Actor and activist Mark Ruffalo has spoken to Congress about toxic “forever chemicals” that are contaminating the water, food and personal care products of people across the United States.
During his speech to congress he stressed the importance of cleaning up communities across the country, pointing out that more than 100 million Americans are likely drinking water contaminated with PFAS, and saying, “These chemicals don’t respect political boundaries.”
Ruffalo focuses on this issue in the new feature film ‘Dark Waters’, which he produced and stars in. The film follows environmental lawyer Rob Bilott, who took on DuPont after uncovering evidence that the company knowingly dumped toxic fluorinated chemicals, commonly called PFAS, into drinking water in and around Parkersburg, W.Va.
“In America, it falls to us – ordinary people – to prove that chemicals are toxic before the chemical is regulated by our government,” Ruffalo testified to the lawmakers. “That’s simply backwards. It’s the companies that make billions of dollars producing these chemicals who should be required to prove their products are safe.”
“Exposure to very low doses of some PFAS chemicals is associated with serious health risks, including cancer, reproductive harm, developmental harm, damage to the immune system, hormone disruption, and liver and kidney damage,” EWG Senior Vice President for Government Affairs Scott Faber told the committee. “To reduce the risks posed by PFAS contamination, Congress should address ongoing sources of PFAS contamination, document the sources and scope of existing PFAS contamination, and dramatically accelerate efforts to clean up existing PFAS contamination.”
EWG co-founder and President Ken Cook, who, beginning in 2002, helped Bilott expose DuPont’s decades-long coverup of the health hazards of the PFAS family of chemicals, applauded Ruffalo and Bilott for their tireless advocacy.
“Speaking truth to power is the hallmark for both Mark and Rob, and their campaign to protect the public from toxic chemicals is an indelible reminder of their staunch commitment to the health and well-being of Americans,” said Cook. “Standing up against powerful interests on behalf of average Americans is in their collective DNA, and we should all be grateful.”
EWG, along with the Social Science Health and Environmental Health Research Institute, tracks and maps PFAS contamination reported by federal and state authorities. To date, PFAS is known to contaminate public drinking water supplies serving at least 19 million people in 49 states.
The “Fight Forever Chemicals” campaign is a collaboration between Participant, EWG, the Natural Resources Defense Council and other environmental organizations.

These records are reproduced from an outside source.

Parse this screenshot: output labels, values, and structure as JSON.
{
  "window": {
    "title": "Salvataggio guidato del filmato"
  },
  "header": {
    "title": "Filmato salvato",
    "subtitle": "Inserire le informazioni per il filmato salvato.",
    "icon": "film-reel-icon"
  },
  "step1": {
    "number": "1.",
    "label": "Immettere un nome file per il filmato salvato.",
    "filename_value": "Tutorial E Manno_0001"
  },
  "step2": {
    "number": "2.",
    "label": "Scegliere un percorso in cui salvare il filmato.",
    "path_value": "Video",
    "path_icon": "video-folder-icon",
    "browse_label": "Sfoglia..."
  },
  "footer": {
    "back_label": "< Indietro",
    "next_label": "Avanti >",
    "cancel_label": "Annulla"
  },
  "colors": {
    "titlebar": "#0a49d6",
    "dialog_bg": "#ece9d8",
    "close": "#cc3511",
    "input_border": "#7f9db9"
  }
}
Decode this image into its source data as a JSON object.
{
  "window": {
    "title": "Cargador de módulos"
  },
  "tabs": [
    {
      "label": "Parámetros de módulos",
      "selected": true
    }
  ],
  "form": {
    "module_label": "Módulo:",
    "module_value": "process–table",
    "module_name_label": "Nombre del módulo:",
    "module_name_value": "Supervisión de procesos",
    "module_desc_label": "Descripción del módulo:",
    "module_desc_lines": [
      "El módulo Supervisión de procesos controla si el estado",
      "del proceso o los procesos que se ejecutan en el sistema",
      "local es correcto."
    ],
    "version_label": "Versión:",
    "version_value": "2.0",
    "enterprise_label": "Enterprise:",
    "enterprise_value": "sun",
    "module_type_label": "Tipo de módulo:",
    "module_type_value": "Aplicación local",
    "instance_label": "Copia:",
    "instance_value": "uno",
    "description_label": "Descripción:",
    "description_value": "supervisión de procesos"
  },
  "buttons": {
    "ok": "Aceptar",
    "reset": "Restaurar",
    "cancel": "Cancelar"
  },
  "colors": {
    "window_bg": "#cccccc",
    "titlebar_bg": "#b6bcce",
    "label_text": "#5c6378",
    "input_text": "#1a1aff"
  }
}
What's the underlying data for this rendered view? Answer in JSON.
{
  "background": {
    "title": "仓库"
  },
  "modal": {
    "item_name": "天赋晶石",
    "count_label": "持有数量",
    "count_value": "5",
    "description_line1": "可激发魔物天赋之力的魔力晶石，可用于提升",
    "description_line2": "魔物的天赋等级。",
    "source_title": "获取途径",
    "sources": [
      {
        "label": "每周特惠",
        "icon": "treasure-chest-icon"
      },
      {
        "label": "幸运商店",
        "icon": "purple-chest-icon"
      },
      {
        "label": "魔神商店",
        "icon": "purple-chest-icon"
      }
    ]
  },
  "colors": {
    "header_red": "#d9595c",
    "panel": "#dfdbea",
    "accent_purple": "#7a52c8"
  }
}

The campaign, driven by Participant, will launch a tour over the coming months that will include screenings of “Dark Waters” in a number of impacted communities in Colorado, Michigan, North Carolina and Vermont.
In 2017, DuPont and its spinoff company Chemours agreed to pay $671 million to settle a landmark lawsuit Bilott brought on behalf of 70,000 people in the mid-Ohio River Valley. The New York Times called Bilott “DuPont’s worst nightmare,” and his crusade earned him the Right Livelihood Award, widely known as the alternative Nobel Prize.
Bilott’s new book, “Exposure: Poisoned Water, a Conspiracy of Silence, and One Lawyer’s Twenty-Year Battle Against DuPont,” is a riveting first-person account of how he revealed the company’s dumping of the chemicals and the decades-long coverup of the health hazards of PFAS.